Adelaide Fringe. Madness of Two. Rumpus. 8 Mar 2020
It’s the Fringe and anything goes. Including artful lunacy.
So we have five talented actors, a mass of greasepaint, and a ukulele or two. What to do, they ask the audience as they cling to each other in a display of faux daunted ham. They throw up absurd ideas, and a banana.
And off they go trying out themes based on death and murder and, well, it is quite a busy blur. It is not the clown school of Commedia or Le Coq exactly, albeit costumes do give a nod to Harlequin and Pierrot. And there’s some classic shtick with songs, tumbling, and bumbling, some of it very funny indeed. There are some good lines and, most especially, with thanks to the clown called Wah, AKA James Hornsby, some really wonderful songs.
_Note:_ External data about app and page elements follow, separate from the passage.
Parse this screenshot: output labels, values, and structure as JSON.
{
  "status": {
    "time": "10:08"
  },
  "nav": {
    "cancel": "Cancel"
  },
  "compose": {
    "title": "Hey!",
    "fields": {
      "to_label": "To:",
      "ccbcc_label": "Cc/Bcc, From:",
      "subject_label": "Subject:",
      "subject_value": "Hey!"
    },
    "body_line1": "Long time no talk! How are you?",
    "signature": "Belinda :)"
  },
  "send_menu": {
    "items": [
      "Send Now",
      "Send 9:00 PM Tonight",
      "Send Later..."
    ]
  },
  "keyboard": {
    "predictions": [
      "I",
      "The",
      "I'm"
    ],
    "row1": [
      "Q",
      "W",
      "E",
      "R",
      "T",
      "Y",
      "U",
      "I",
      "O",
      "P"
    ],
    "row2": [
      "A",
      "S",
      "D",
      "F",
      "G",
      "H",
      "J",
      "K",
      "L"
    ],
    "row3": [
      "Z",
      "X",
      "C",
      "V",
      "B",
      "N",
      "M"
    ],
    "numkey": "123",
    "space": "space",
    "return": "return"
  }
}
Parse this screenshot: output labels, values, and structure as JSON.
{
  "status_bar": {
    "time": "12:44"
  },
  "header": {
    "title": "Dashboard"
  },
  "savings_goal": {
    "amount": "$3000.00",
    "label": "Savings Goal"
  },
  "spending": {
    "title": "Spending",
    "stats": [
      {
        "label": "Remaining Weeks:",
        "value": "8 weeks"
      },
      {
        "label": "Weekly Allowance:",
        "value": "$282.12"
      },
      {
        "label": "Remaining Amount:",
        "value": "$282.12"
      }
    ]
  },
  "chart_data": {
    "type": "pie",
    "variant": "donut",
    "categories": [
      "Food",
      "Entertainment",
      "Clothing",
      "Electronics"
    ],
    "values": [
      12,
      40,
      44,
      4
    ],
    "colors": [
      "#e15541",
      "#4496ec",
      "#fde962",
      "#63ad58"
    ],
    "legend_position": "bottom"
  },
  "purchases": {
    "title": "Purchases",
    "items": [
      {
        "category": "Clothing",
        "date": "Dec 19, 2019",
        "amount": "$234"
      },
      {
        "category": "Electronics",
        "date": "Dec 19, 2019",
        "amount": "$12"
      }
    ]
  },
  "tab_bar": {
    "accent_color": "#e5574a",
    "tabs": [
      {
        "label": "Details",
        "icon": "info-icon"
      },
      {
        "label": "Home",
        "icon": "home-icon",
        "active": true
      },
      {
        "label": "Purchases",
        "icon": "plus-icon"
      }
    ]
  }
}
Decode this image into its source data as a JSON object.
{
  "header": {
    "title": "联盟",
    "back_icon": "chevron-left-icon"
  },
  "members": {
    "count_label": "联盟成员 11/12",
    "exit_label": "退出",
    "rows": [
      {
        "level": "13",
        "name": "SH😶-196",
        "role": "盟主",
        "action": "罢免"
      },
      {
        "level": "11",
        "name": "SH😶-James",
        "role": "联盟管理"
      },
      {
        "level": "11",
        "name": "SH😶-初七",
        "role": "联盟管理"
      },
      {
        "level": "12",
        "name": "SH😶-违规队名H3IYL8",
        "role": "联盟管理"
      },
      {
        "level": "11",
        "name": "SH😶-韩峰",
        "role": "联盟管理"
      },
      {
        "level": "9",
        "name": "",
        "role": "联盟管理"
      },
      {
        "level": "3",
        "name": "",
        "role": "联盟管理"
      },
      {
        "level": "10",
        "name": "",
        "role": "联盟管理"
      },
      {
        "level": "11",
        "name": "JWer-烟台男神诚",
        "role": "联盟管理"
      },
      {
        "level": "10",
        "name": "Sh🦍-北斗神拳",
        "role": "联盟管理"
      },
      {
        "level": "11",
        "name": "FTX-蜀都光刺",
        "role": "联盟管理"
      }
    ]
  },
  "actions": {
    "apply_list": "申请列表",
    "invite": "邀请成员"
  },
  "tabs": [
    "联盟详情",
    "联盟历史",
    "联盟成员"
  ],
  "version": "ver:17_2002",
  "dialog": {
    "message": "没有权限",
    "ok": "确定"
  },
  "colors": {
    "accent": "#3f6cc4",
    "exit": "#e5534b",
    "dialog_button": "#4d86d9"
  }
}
He is quite a talent and, in this show by the new company he co-runs with Ellen Graham, he creates a beautiful, gentle clown character, large and slow, quiet and shy. Graham is his antithesis, hyperactive and athletic. She is a lithe physical-theatre exponent and very funny when needs be. Also noisy. But not as strident as the other two female clowns, Britney AKA Jasmin McWatters and Linda, AKA Zola Allen. Their high-octave girlie screaming and squealing is just too, too much and too often for this critic’s aural endurance. Like Holden Street when presenting the rock opera Ragnarokkr, Rumpus should issue ear plugs at the door. Director, Hew Param, please take note. Screaming is not inherent to clowning or, indeed, to any good theatre. This zany show has potential on too many levels to sink it with squeals.
There is yet Arran Beattie as clown Roger to mention. He can be shrill with the worst of them, but he also can ham it up fearlessly. His voice and comic presence are terrific. Indeed, there is so much that is good-spirited and original and zany in this clownish concoction that it makes a madcap contrast to a lot of the earnestly arty theatre around the Fringe. Then again, this little confection is not beer and skittles. Its slapstick silliness is underscored by some wickedly effective satire. The Under the Rug song is a standout commentary on political evasiveness and Don’t Worry is another song with revue-style substance. Behind the ga-ga-girlie shrills of this production lies a seam of seriously good creative artistry. Let us look out for what else the Madness of Two may do.
When: 8 to 15 Mar